▸ THE RECORDS
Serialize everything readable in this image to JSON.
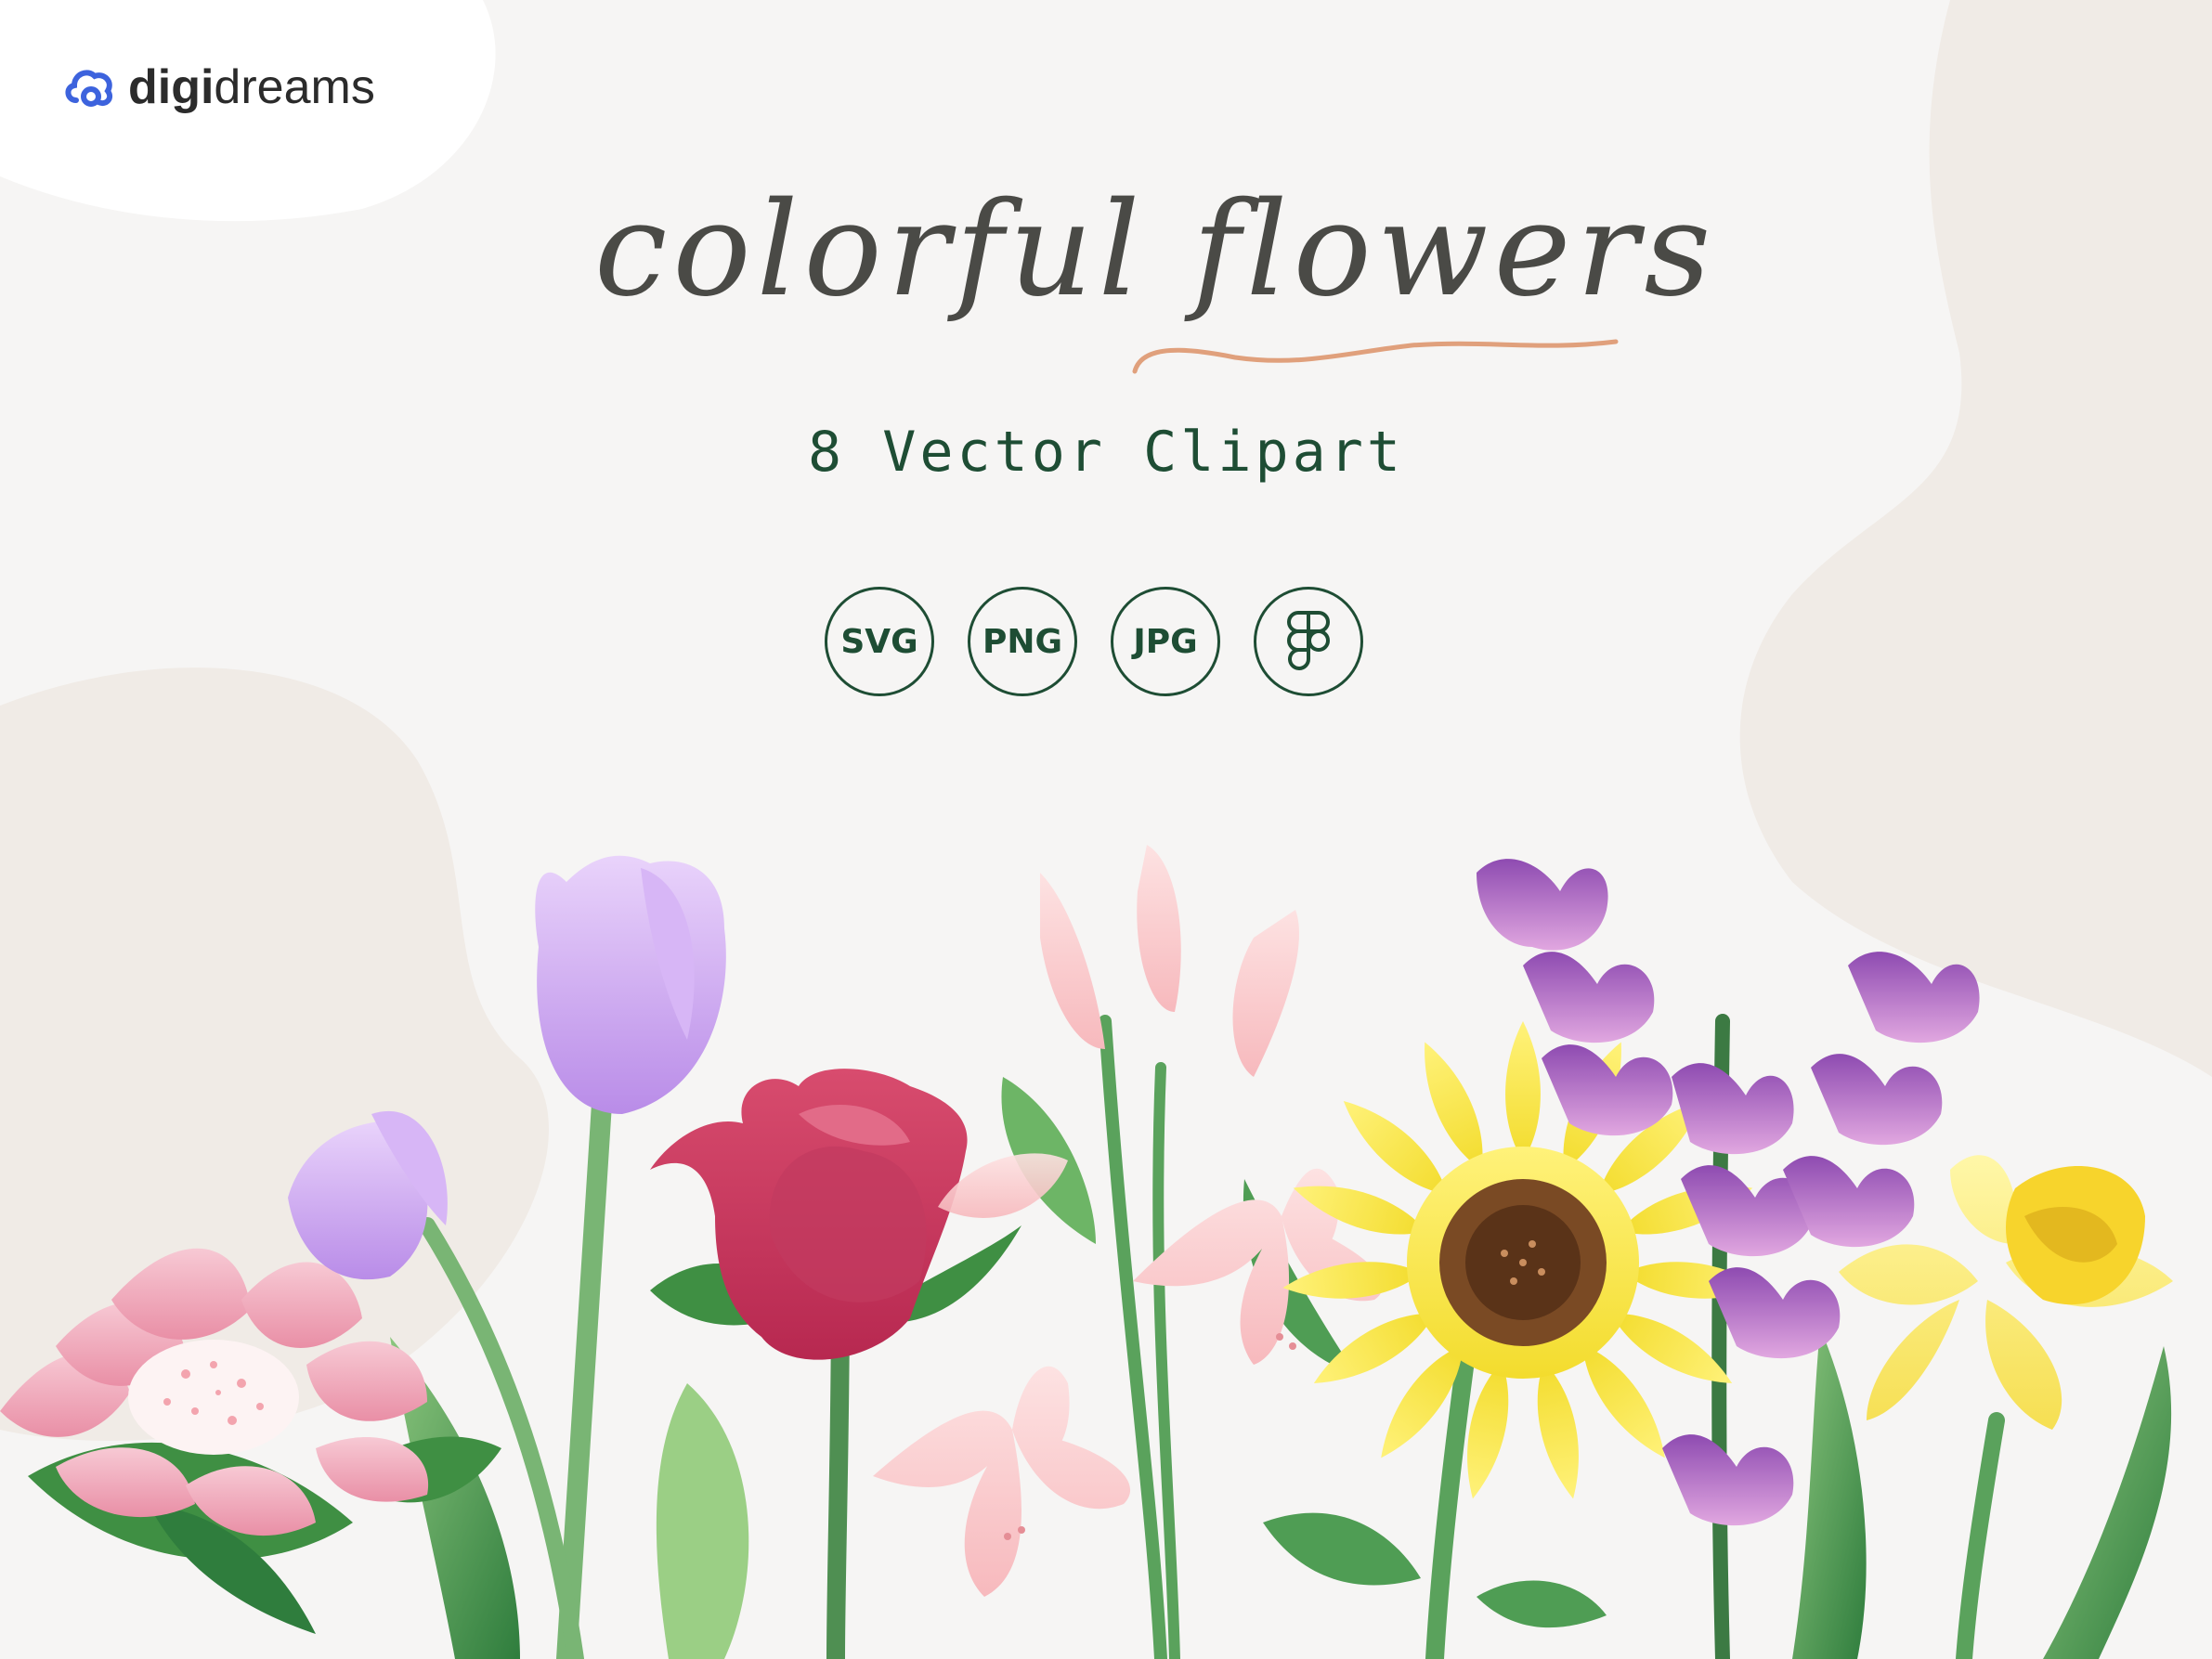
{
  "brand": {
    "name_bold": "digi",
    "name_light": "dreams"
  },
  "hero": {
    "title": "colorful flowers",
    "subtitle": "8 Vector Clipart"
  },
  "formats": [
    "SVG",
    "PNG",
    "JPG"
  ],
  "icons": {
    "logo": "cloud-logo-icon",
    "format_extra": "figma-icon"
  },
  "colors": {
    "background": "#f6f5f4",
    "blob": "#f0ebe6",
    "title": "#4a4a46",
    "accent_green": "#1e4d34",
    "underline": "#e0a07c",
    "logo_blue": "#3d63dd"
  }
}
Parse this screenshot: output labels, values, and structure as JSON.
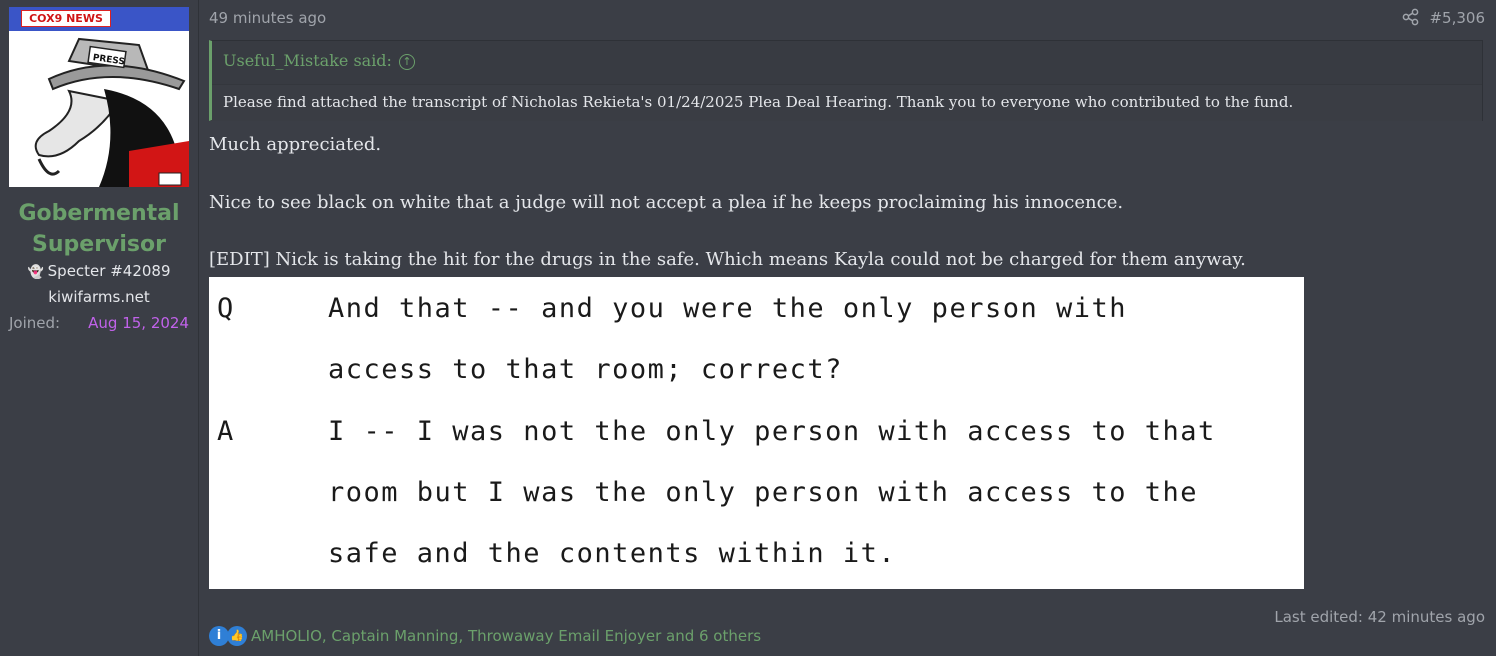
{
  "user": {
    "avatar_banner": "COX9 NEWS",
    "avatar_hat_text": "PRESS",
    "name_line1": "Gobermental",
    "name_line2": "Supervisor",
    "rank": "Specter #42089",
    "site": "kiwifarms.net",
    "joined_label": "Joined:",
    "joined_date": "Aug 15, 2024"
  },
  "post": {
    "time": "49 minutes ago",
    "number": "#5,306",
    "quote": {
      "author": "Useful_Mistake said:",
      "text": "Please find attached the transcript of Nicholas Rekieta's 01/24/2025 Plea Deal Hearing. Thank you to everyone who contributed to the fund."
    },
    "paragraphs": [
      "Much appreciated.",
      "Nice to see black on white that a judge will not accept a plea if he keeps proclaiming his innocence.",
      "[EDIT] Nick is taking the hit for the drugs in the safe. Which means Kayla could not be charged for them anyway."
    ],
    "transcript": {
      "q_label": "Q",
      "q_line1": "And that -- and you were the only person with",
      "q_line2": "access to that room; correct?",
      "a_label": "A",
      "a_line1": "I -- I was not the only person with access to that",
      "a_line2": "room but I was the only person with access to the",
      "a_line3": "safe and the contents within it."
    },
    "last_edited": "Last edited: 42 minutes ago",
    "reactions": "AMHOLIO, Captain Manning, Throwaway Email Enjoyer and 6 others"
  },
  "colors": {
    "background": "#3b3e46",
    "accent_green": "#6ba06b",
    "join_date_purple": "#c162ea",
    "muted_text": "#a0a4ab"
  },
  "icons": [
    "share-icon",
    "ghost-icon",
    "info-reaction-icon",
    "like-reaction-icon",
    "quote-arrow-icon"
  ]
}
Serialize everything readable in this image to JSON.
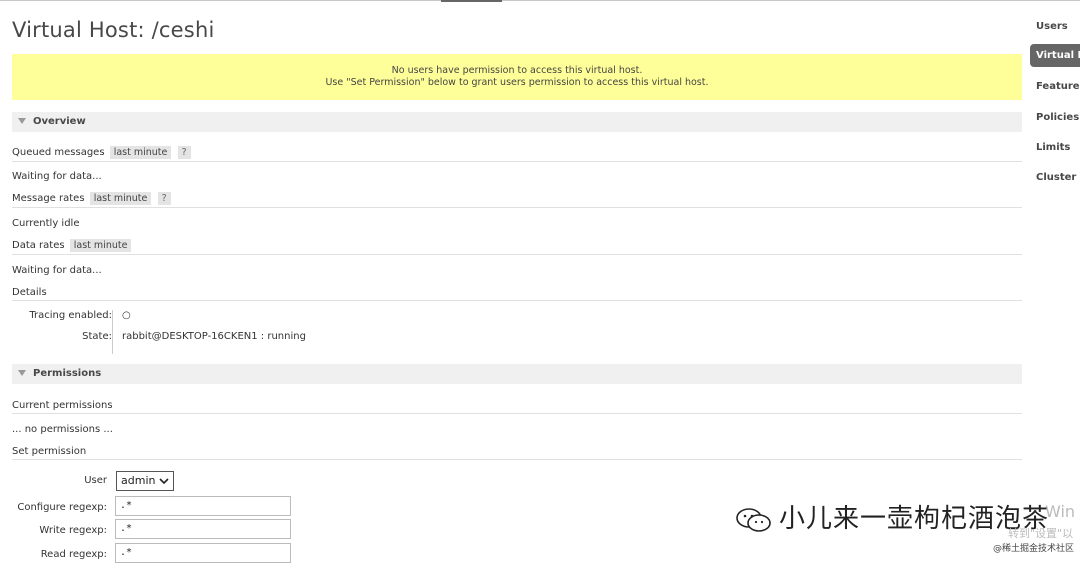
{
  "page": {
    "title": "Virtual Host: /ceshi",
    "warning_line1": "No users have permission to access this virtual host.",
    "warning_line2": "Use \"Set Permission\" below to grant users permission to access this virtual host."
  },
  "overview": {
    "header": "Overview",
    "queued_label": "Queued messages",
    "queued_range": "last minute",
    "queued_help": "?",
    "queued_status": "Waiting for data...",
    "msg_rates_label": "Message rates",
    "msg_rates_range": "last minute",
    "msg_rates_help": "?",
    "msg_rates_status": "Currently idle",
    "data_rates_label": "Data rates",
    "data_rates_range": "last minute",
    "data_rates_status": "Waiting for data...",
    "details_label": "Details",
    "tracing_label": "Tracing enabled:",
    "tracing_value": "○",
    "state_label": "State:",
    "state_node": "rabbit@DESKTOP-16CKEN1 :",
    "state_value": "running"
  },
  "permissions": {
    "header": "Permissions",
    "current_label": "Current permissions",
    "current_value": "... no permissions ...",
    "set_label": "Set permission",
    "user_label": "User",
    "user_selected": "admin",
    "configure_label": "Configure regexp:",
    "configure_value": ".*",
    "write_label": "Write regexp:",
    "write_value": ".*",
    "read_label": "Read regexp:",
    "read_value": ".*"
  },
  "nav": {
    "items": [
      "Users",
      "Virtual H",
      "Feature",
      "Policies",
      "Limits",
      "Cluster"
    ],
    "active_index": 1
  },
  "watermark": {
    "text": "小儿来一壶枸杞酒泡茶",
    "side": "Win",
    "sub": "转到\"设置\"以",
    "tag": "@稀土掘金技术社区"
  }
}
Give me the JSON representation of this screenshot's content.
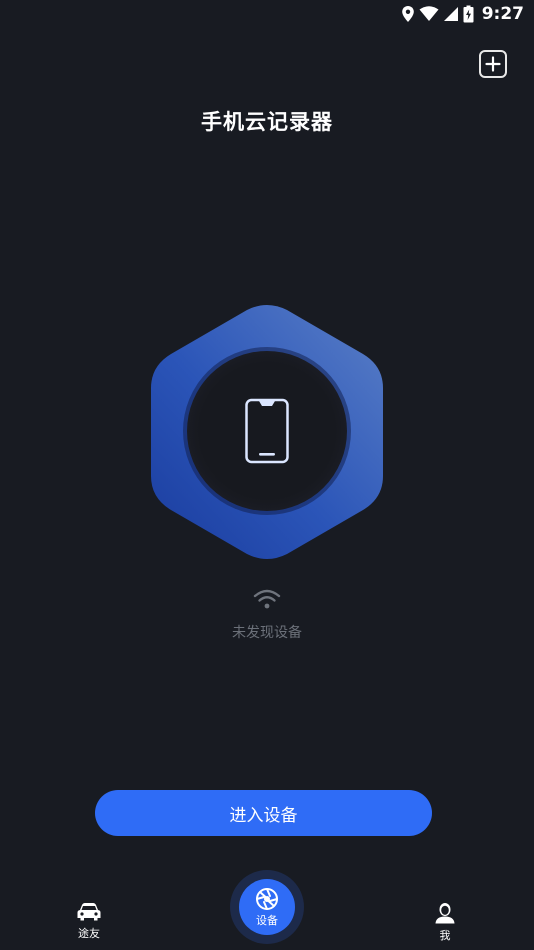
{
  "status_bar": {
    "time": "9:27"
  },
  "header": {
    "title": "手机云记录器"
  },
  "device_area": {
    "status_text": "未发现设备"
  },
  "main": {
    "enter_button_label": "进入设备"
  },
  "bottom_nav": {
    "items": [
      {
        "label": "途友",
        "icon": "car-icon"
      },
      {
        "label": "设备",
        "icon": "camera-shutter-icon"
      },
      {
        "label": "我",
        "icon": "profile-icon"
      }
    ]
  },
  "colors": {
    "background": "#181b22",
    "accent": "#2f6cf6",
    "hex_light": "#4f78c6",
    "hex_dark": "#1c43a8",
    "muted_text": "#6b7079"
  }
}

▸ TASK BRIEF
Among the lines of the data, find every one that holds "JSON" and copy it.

▸ SOLUTION FOR THIS TASK
Serialize everything readable in this image to JSON.
Parse this screenshot: output labels, values, and structure as JSON.
Serialize everything readable in this image to JSON.
Give me the JSON representation of this screenshot's content.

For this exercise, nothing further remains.